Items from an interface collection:
_ _ _ _

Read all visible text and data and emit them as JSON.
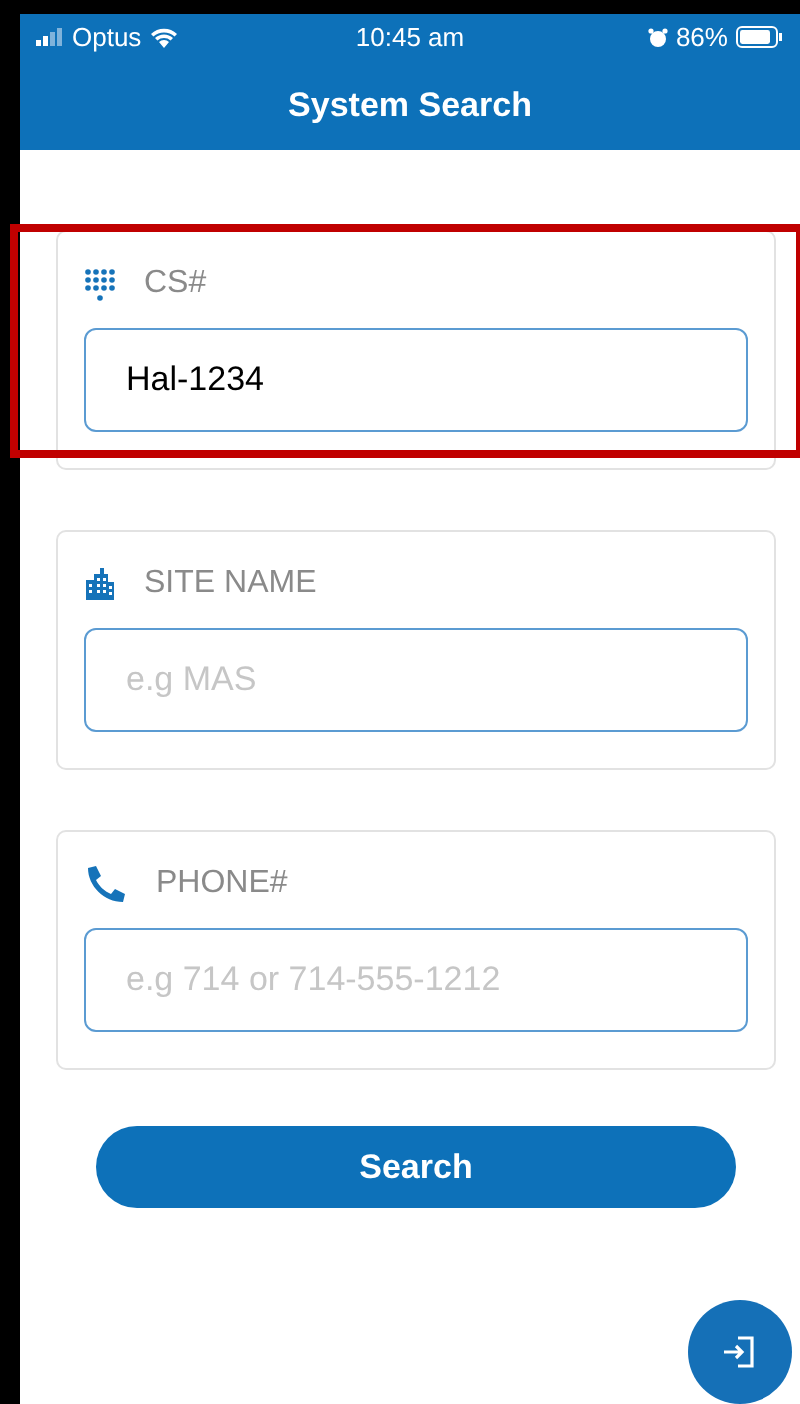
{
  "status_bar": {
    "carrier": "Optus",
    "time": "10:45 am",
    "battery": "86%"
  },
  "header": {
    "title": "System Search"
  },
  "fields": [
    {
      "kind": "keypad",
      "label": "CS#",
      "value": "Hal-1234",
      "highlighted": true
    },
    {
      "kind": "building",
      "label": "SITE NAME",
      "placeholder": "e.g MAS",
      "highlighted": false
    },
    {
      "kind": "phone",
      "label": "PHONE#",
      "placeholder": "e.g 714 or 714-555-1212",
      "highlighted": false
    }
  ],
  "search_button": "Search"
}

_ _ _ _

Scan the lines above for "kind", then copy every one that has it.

      "kind": "keypad",
      "kind": "building",
      "kind": "phone",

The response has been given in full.